Washington Post Can't Stop Running Op-Eds by Lobbyists Pushing Their Clients' Weapons
The Washington Post has published, without any disclosure, an op-ed by Podesta Group lobbyist Stephen Rademaker pushing for weapons made by Rademaker's client Lockheed Martin.
This is the third time in two months that the Post has published op-eds by defense industry lobbyists. Two previous op-eds were by staff columnist and BGR lobbyist Ed Rogers on behalf of Raytheon.
In early April, after President Trump decided to bomb a Syrian air force base using Raytheon missiles, Raytheon lobbyist Ed Rogers took to the opinion section of Washington Post to lavish praise on the president. Rogers’ lobbying firm BGR received $120,000 in 2016 for lobbying on “defense and communications procurement; defense appropriations and authorizations,” for Raytheon, Media Matters reported at the time.

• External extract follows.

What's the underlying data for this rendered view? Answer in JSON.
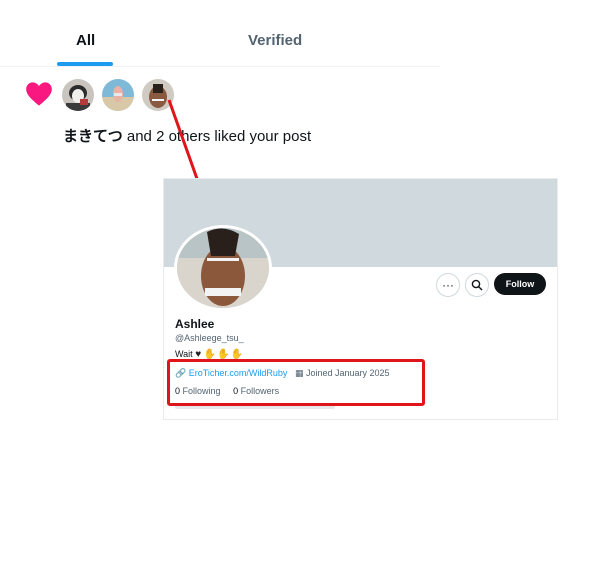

Rogers boosted Trump again on behalf of his clients (this time both Saudi Arabia and Raytheon) six weeks later in his post, “The upcoming international trip is an opportunity for Trump and his staff.” The column, while not directly addressing the weapons system, painted a glowing picture of a courageous Trump heading to the Middle East to make peace and forge relationships.
Ed Rogers' firm BGR was paid $500,000 by Saudi Arabia in 2015 to lobby on behalf of the Middle East dictatorship. In addition, the weapons deal finalized by the Trump administration on the trip greatly benefited Rogers’ other client, Raytheon, which has paid BGR $270,000 in the past two and a half years.
Raytheon is also the primary sponsor of the Washington Post’s corporate puff interview series, “Post Live: Securing Tomorrow” hosted by NatSec-friendly David Ignatius.
The third, and more egregious instance, of the lobbyist-as-pundit practice was from Podesta Group pitchman Stephen Rademaker in a post last week on North Korea’s missile program, “The North Korean nuclear threat is very real. Time to start treating it that way.”
Not only did Rademaker generally push a war his client was helping arm-—as Rogers did—he expressly lobbied the U.S. to procure two specific weapons systems made by his client, Lockheed Martin:
It’s time to take North Korea’s words and actions at face value: North Korea is a nuclear-armed state and is determined to remain one. The deployment of the Terminal High Altitude Area Defense, or THAAD, missile defense system to South Korea is a welcome first step to contain the threat, allowing us to shoot down short- and intermediate-range missiles fired from North Korea.
As North Korean missile capabilities grow, THAAD needs to be augmented with more robust missile defense systems, including the ship-borne Aegis system, the Aegis Ashore system now being deployed in Romania, expanded interceptor capabilities in Alaska and the corresponding sensors necessary to maximize the effectiveness of all these systems.
Both the THAAD missile system and the Aegis Ashore system are made by Lockheed Martin, one of Podesta Group’s major clients. Lockheed Martin paid Podesta Group $130,000 in the first quarter of 2017 alone and $1.8 million since 2014. According to Podesta Group’s own internal marketing collateral, one of its aims is to “Win key government projects” for Lockheed Martin.
“At a time when the federal government was seeking to reduce its spending dramatically, Lockheed Martin asked the Podesta Group to ensure one of its flagship programs continued to receive full funding,” the promotional material reads. Presumably writing op-eds pushing Lockheed products in the most influential newspapers in Washington fits neatly into this marketing effort.
The Washington Post mentions Rademaker is a principal at Podesta Group but does not mention Podesta Group is a lobbying firm nor do it mention it's a lobbying firm on behalf of the makers of THAAD and Aegis Ashore weapons systems being expressly hawked in the post.
In April, liberal watchdog Media Matters documented 12 separate times Post columnist Ed Rogers didn’t disclose his conflicts of interest, ranging from Dodd-Frank to the Keystone Pipeline to climate change legislation. Podesta Group’s Rademaker had previously pushed President Obama not to reduce the U.S. nuclear arsenal in 2014 without disclosing his $200,000-a-year client at the time, Huntington Ingalls Industries, built nuclear weapons systems.
The practice of allowing defense industry lobbyists to write opinion pieces that act as little more marketing pushes for their clients is an even more vulgar extension of the media’s habit of allowing defense industry-funded think tanks to push for increased military spending and saber-rattling, all without even the pretense of academic research or analysis.